Exercise brief:
What is needed is an exact copy of all the records below.

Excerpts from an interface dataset
● ● ●
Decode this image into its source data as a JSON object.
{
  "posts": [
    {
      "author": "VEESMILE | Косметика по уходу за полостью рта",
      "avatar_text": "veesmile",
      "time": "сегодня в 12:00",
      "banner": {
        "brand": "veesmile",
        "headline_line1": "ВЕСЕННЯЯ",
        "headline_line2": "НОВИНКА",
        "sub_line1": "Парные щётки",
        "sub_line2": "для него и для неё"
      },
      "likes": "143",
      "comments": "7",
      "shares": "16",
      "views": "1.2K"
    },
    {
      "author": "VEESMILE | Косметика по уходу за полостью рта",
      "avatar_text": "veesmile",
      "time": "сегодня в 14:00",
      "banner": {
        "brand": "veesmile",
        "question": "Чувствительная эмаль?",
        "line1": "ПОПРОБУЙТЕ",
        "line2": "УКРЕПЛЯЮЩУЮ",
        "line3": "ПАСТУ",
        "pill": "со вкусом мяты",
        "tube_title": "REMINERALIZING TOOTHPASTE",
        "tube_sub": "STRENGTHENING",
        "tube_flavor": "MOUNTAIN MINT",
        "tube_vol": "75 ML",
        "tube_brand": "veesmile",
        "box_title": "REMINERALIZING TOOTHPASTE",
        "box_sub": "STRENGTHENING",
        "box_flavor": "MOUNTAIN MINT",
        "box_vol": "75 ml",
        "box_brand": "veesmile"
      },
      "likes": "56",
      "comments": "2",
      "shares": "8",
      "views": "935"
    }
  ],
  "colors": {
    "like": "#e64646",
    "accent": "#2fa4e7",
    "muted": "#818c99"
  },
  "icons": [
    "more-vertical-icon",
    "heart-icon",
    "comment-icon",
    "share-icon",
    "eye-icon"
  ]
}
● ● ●
Response to this exercise:
Decode this image into its source data as a JSON object.
{
  "posts": [
    {
      "author": "VEESMILE | Косметика по уходу за полостью рта",
      "avatar_text": "veesmile",
      "time": "сегодня в 12:00",
      "banner": {
        "brand": "veesmile",
        "headline_line1": "ВЕСЕННЯЯ",
        "headline_line2": "НОВИНКА",
        "sub_line1": "Парные щётки",
        "sub_line2": "для него и для неё"
      },
      "likes": "143",
      "comments": "7",
      "shares": "16",
      "views": "1.2K"
    },
    {
      "author": "VEESMILE | Косметика по уходу за полостью рта",
      "avatar_text": "veesmile",
      "time": "сегодня в 14:00",
      "banner": {
        "brand": "veesmile",
        "question": "Чувствительная эмаль?",
        "line1": "ПОПРОБУЙТЕ",
        "line2": "УКРЕПЛЯЮЩУЮ",
        "line3": "ПАСТУ",
        "pill": "со вкусом мяты",
        "tube_title": "REMINERALIZING TOOTHPASTE",
        "tube_sub": "STRENGTHENING",
        "tube_flavor": "MOUNTAIN MINT",
        "tube_vol": "75 ML",
        "tube_brand": "veesmile",
        "box_title": "REMINERALIZING TOOTHPASTE",
        "box_sub": "STRENGTHENING",
        "box_flavor": "MOUNTAIN MINT",
        "box_vol": "75 ml",
        "box_brand": "veesmile"
      },
      "likes": "56",
      "comments": "2",
      "shares": "8",
      "views": "935"
    }
  ],
  "colors": {
    "like": "#e64646",
    "accent": "#2fa4e7",
    "muted": "#818c99"
  },
  "icons": [
    "more-vertical-icon",
    "heart-icon",
    "comment-icon",
    "share-icon",
    "eye-icon"
  ]
}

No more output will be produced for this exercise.